With the interest in the north growing due to the advent of the Klondike Gold Rush (1896-1899), the expansive boreal forests of the largely ignored Peace and Athabasca regions became sought after. Grouard, on the shore of the Lesser Slave Lake, eventually became the largest town north of Edmonton in the newly established province of Alberta, and groups of settlers travelled to north to the settlement by steam boat, hoping to use the town as a staging ground. Furthermore, male farmers above the age of 21 were promised 160 acres of free land grants if they were able to 'prove' (develop) the land under the Dominion Act of 1871.
Falher, Dreau and Giroux

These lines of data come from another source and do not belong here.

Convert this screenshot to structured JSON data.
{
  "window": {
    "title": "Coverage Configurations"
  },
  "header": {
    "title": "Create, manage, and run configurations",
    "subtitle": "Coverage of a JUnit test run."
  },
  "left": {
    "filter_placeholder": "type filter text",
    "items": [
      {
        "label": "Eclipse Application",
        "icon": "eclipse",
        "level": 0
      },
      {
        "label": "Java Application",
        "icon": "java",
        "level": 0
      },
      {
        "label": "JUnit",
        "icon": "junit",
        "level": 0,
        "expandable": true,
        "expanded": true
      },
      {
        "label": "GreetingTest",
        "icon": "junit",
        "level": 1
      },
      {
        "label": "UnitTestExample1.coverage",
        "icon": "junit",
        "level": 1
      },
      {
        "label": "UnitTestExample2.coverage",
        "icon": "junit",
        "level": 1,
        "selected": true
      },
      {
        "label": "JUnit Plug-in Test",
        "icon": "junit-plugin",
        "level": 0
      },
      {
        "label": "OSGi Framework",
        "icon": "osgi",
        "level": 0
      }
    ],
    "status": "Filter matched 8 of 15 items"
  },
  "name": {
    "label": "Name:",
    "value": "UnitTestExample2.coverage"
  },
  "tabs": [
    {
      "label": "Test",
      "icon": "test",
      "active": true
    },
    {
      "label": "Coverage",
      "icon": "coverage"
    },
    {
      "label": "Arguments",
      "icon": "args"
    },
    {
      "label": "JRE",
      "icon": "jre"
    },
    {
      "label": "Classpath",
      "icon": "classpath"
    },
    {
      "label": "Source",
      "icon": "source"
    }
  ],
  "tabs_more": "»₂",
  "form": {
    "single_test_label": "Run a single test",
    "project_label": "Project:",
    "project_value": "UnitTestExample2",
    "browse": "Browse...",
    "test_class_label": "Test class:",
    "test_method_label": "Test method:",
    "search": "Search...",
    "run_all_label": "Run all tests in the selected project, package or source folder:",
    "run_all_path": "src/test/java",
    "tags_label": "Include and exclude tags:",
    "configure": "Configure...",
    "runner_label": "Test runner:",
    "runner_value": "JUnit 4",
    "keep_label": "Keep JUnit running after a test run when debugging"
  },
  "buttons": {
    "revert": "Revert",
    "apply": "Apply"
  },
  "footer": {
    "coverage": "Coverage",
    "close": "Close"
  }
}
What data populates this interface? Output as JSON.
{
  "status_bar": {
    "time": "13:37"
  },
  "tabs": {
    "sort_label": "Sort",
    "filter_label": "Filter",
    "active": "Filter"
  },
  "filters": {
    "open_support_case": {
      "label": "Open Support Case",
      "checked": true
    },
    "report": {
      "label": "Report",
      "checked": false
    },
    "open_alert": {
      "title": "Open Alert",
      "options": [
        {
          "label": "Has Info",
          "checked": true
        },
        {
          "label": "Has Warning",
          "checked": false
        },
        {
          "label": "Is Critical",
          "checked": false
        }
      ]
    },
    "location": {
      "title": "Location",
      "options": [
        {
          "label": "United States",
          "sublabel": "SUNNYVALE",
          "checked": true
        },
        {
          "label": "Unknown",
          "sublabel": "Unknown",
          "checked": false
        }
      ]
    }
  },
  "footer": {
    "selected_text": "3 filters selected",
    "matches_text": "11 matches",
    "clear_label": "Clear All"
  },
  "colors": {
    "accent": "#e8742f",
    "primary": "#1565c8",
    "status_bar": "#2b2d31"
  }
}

Émile Grouard O.M.I (1840-1931), First Bishop of Athabasca and namesake of Grouard, perceived the region of the Smoky River as a possible area of settlement for French Catholics, and thus tasked Father Jean-Baptiste Giroux and his assistant Constant Falher to rally French-Canadians in Quebec and New England to settle the lands of the north. About 35 families followed, and the first arrived to prove their land in 1911 and 1912. By 1914, almost 300 francophones inhabited the land between the Smoky River and Kimiwan Lake. The St-Jean Baptiste Church and Registry, 4 kilometers southeast of Falher, was built 1914 by Augustin Dumas and volunteers, and Father Marie Dreau became the first resident priest. The building still stands and is a rare example of a church of dual functionality, with the upstairs providing residence for the clergy. In 1919, the colony split into Donnelley and Falher. Ever since, Falher and its entourage of communities has remained one of the few enduring centres of French-Albertan settlement, with the 2016 census reporting over half of Falher's population as bilingual.

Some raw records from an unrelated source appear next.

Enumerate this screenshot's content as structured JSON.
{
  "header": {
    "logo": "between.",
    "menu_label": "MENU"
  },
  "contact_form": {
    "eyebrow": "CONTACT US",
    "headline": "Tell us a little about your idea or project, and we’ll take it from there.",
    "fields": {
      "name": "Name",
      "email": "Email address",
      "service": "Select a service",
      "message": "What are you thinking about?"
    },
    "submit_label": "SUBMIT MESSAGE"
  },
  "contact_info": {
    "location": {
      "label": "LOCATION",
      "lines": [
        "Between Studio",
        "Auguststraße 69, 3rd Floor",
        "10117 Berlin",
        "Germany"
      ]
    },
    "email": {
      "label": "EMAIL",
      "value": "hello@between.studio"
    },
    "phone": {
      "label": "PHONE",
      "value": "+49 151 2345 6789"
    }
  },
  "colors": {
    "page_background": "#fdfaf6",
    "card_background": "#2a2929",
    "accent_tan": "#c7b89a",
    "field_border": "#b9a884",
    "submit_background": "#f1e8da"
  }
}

The Railroad Arrives
The idea of opening up the Peace River region to more settlers became enticing, and the largest barrier was transportation. In 1912, the Edmonton, Dunvegan and British Columbia railway began work on establishing rail connection to Peace River through Westlock. Construction reached the Smoky River region by 1915, at which point McLennan was established and named after Dr. John K. McLennan, vice president of the railroad corporation. The region saw steady growth as farmers gained access to a large market, and many small communities such as Culp, Tangent and Dreau were established. Passenger service allowed residents to leave and return to Edmonton much more easily, however the ED&BC ran into financial troubles and sold the railway to NAR (Northern Alberta Railways) in 1929. Passenger service was discontinued in 1974, and floods in 1987 forced the closure of the rail line between Girouxville and Rycroft. The communities that once thrived on the business brought by means of the railway have experienced a decline in population since, some dissolving entirely.

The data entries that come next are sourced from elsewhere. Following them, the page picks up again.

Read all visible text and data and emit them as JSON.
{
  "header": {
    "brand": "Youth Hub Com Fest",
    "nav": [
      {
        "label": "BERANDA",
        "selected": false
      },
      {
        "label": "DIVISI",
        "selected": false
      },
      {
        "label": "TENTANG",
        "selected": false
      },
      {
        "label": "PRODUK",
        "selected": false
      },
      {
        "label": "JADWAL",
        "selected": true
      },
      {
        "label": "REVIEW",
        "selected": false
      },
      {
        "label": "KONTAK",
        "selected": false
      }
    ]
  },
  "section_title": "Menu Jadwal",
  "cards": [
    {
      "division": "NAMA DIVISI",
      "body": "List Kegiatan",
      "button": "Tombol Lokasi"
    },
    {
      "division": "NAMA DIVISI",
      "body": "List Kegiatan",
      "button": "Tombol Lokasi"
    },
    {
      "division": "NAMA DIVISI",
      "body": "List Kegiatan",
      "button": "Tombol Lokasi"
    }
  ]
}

The unique traditions of the area, both Indigenous and French-Canadian in origin, have been largely preserved, and the short yet robust history of the region is often a point of pride for its residents. The Girouxville Museum, with over 6,000 artifacts from pioneers, has been dedicated to preserving the tools of the frontier that may seem so foreign to the modern world, while the Northern Alberta Railway Museum has preserved much of the region's railroad heritage, housed in the old Falher Railway Station. The Société Historique et Généalogique de Smoky River (Historical and Genealogical Society of Smoky River), founded in 1983, is a bilingual society that specializes in local history and French-Canadian genealogy; containing an impressive collection, the facility holds an entire archive of information. Across the Village of Donnelley are stop signs upon which are scenes from local history, painted to honour the original establishments that created the central foundation of the community.